### Instructions to follow
Read the lines below. Copy out any that hold the string "content".

### Dataset extract

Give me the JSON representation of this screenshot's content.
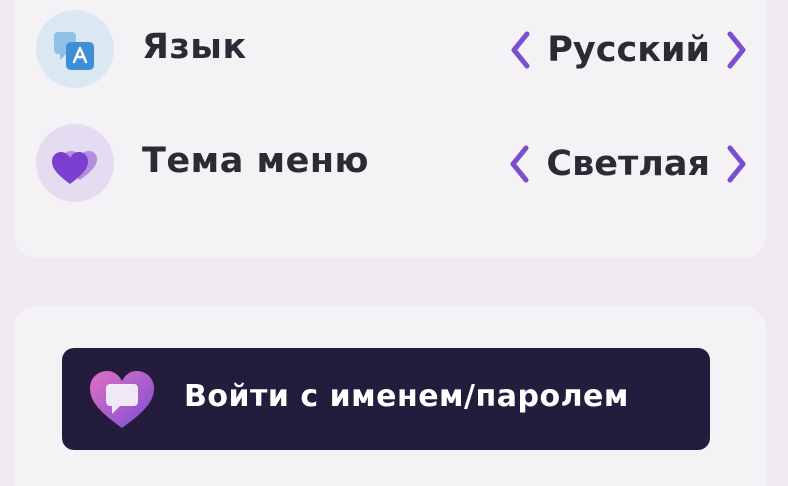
{
  "settings": {
    "language": {
      "label": "Язык",
      "value": "Русский",
      "icon": "translate-icon"
    },
    "theme": {
      "label": "Тема меню",
      "value": "Светлая",
      "icon": "heart-icon"
    }
  },
  "login": {
    "label": "Войти с именем/паролем",
    "icon": "heart-chat-icon"
  },
  "colors": {
    "accent": "#7a4fd0",
    "button_bg": "#231c3c",
    "text": "#2b2b35",
    "background": "#efeaf1"
  }
}
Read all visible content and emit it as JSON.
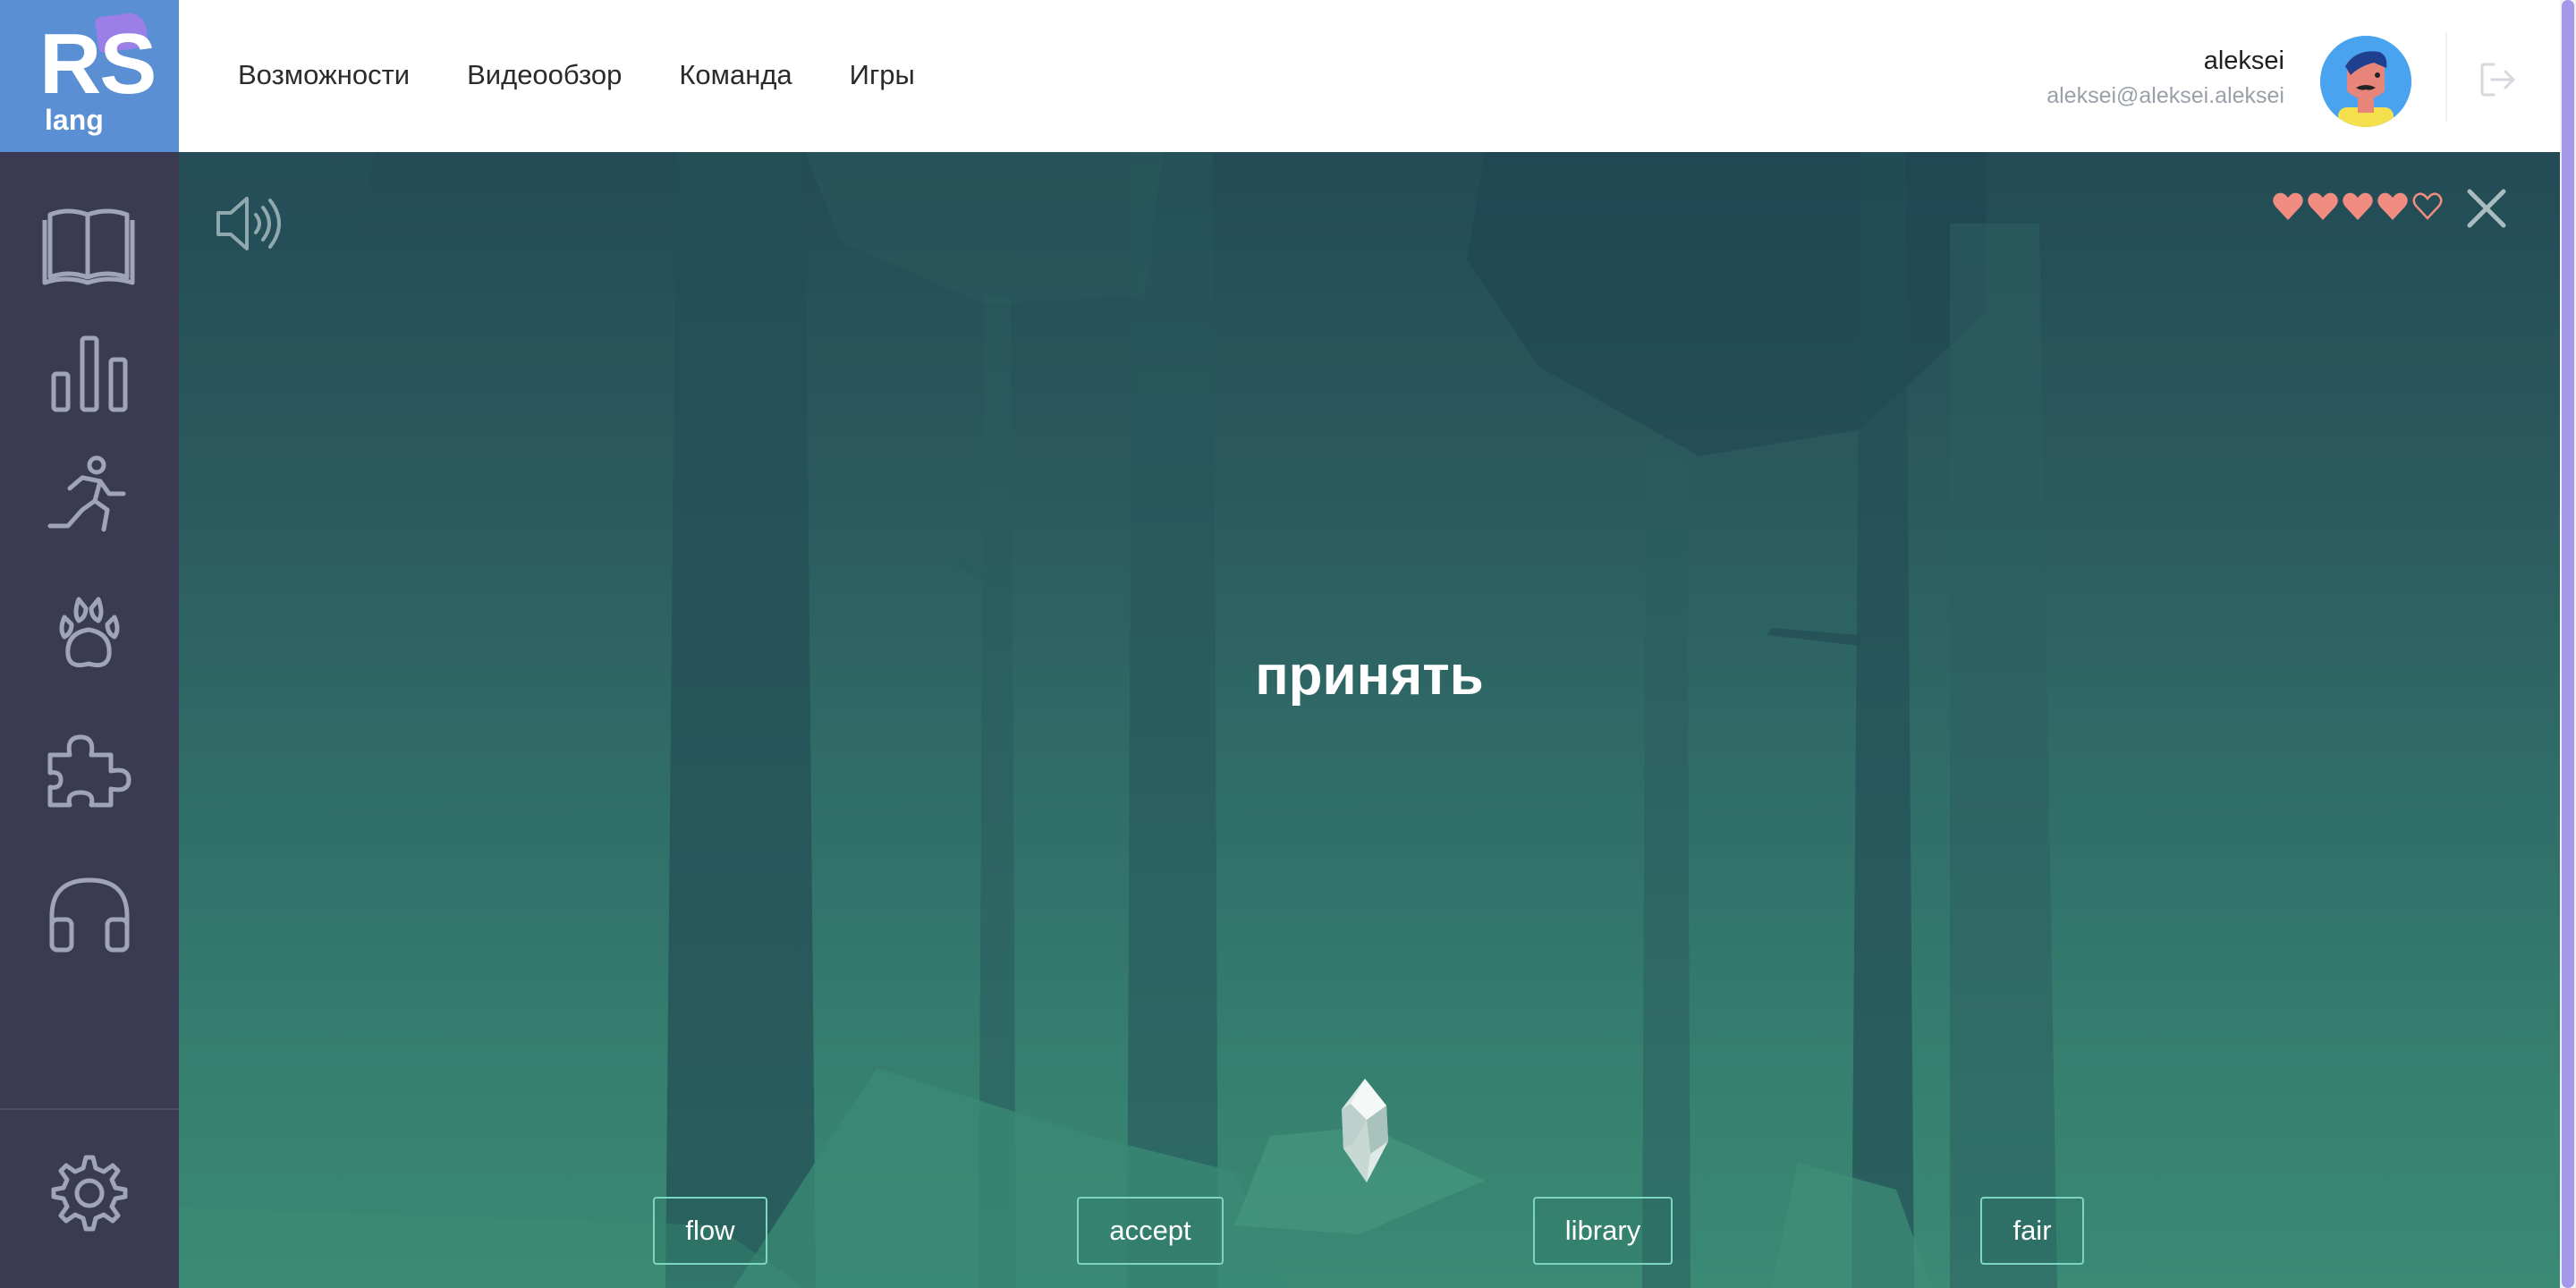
{
  "logo": {
    "main": "RS",
    "sub": "lang"
  },
  "nav": {
    "items": [
      "Возможности",
      "Видеообзор",
      "Команда",
      "Игры"
    ]
  },
  "user": {
    "name": "aleksei",
    "email": "aleksei@aleksei.aleksei"
  },
  "sidebar": {
    "icons": [
      "book-icon",
      "stats-icon",
      "runner-icon",
      "paw-icon",
      "puzzle-icon",
      "headphones-icon",
      "gear-icon"
    ]
  },
  "game": {
    "word": "принять",
    "lives": {
      "filled": 4,
      "total": 5
    },
    "answers": [
      "flow",
      "accept",
      "library",
      "fair"
    ]
  },
  "colors": {
    "logo_bg": "#5a8fd3",
    "sidebar_bg": "#3a3a52",
    "heart": "#f08c80",
    "answer_border": "#7fd6c0",
    "scroll_thumb": "#a598e8"
  }
}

### Your solution
Give me the JSON representation of this screenshot's content.
Read all visible content and emit it as JSON.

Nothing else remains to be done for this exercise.